And just like that, UC Riverside researchers are saying the same thing as this blog:
Supply chain struggles have been widely blamed for the inability to meet consumer and business demand throughout the pandemic. While fixing the supply chain should be a top priority, it is worker scarcity, driven by the lack of basic, long-term population growth that is the true underlying cause—and a critical future challenge for the economies of the United States, and particularly California, according to a new analysis released today by the UCR School of Business Center for Economic Forecasting and Development.
Source: Demographic dilemma: slowing population growth, not pandemic, at the root of U.S. worker shortage | News
I started watching these trends in the mid-1990s:
Thornberg notes that these population trends have been observed in the data for many years, but because it’s the kind of thing that happens gradually, the issue simply hasn’t been a primary focus for policymakers or business leaders.

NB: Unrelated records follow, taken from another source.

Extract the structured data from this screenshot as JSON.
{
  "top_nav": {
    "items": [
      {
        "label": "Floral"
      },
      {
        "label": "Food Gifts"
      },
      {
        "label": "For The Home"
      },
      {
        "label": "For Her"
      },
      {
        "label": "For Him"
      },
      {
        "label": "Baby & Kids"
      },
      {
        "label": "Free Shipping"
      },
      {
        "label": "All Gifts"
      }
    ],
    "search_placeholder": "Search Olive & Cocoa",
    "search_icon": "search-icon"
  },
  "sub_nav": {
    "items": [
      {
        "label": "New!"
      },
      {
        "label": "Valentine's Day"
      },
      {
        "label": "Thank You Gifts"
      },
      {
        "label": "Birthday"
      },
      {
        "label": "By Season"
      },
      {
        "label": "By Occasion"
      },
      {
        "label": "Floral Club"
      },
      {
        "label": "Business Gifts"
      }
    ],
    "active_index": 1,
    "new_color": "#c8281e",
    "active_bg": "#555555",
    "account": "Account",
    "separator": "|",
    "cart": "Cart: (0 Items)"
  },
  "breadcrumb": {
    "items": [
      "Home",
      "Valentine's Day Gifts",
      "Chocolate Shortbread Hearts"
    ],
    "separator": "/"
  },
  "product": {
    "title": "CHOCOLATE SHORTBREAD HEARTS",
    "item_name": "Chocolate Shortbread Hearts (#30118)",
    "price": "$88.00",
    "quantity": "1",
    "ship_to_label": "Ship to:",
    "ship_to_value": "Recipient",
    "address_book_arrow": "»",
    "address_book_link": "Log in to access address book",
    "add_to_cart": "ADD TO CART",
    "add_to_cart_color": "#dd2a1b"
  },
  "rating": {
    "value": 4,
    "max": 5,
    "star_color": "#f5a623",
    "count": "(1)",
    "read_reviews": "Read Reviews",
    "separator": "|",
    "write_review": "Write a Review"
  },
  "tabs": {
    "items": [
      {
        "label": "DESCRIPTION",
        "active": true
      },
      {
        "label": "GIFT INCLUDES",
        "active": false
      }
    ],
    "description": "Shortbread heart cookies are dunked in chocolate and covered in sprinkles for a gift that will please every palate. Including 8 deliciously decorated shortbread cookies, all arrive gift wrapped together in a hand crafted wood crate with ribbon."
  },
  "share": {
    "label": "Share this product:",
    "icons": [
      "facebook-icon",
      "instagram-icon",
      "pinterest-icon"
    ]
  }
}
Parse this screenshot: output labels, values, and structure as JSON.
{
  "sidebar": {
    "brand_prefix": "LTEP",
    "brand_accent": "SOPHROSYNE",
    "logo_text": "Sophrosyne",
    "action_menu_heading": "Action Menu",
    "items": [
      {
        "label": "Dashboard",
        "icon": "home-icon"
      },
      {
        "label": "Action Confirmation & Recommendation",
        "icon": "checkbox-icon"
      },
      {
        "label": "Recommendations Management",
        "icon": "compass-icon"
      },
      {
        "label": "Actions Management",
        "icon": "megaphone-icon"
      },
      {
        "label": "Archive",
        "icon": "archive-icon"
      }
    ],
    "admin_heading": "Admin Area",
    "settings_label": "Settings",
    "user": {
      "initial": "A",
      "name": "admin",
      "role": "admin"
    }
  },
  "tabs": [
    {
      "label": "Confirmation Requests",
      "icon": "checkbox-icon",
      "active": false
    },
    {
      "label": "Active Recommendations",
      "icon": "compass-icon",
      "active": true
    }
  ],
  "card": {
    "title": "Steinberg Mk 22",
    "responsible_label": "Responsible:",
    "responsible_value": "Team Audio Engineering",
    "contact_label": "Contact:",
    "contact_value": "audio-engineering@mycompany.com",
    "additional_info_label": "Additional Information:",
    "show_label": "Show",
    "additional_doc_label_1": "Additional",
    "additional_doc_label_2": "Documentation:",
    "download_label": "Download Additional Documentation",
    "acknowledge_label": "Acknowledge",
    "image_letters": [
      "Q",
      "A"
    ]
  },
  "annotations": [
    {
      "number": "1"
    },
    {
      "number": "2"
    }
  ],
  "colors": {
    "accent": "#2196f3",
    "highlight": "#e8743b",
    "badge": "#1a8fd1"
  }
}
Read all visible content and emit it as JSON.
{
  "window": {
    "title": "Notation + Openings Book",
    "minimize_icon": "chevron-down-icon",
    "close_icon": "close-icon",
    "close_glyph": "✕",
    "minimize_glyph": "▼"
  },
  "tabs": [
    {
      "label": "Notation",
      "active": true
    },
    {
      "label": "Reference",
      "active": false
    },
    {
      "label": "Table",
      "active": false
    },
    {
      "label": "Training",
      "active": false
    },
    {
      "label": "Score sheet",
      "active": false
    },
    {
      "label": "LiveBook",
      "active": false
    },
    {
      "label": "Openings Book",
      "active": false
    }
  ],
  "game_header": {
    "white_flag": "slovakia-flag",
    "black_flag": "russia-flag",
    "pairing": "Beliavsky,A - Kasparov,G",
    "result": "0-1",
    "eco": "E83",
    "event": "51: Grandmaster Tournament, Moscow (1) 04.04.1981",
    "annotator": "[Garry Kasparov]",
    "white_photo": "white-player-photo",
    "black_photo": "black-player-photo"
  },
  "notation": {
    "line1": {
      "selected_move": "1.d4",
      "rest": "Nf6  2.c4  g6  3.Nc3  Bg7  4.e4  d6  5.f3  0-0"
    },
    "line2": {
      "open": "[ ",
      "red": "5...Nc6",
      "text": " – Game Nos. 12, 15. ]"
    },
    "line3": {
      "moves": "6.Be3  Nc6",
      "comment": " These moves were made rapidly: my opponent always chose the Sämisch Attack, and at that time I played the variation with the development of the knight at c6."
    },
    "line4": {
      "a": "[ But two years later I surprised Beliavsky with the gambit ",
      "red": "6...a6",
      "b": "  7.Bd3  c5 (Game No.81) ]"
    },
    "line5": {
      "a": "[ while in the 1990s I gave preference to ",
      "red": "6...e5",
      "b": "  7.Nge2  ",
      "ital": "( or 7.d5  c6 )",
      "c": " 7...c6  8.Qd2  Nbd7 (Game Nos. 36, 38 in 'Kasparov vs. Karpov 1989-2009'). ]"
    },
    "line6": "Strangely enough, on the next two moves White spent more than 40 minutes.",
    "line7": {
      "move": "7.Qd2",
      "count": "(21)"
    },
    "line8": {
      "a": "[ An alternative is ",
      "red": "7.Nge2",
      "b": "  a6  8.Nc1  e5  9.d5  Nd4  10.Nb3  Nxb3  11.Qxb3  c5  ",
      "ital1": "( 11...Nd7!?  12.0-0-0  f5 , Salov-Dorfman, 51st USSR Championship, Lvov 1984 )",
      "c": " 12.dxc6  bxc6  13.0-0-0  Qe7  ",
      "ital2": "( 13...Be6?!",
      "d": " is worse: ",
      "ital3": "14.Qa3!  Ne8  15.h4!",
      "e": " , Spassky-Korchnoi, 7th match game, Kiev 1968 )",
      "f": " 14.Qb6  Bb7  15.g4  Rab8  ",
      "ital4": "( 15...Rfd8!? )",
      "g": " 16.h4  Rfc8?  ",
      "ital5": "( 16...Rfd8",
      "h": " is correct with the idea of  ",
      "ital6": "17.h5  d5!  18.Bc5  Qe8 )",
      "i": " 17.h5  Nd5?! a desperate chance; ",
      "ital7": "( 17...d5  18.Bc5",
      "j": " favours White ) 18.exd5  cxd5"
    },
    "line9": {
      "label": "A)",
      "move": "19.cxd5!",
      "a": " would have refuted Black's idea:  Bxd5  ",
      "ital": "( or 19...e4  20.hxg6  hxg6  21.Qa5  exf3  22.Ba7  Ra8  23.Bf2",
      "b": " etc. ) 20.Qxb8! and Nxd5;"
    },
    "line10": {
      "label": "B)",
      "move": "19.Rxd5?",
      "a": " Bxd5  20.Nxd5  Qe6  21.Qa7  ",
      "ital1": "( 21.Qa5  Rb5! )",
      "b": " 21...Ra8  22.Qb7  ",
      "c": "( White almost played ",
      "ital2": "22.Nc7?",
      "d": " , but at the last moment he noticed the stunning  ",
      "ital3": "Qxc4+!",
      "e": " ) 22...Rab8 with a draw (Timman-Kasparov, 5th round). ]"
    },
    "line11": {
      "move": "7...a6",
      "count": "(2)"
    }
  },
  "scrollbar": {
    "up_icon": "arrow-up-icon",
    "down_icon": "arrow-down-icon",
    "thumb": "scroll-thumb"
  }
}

Pandemic policies, recessions, and so on, are noise issues on the fundamental signal. The fundamental signal is a fertility rate below replacement rate for the past 20-30 years, and this is now a global phenomenon. As pointed out here in other posts in this series, many “experts” blame lots of issues – but seldom get to the root cause problem: we are entering a new territory of shrinking populations (soon).
The researchers note California (where their work is focused) has made it harder to hire workers, particularly with new restrictions on “gig” employment. The State, they say, should add incentives for workers not to retire, reduce licensing requirements, and increase work flexibility. Like all economists, they also call for increased immigration and greater education access.
Regarding the latter, imagine what the effects of public health pandemic policy school lockouts will have on new worker skills in a few years. Numerous studies have found students are now significantly behind and it is unclear they will ever catch up.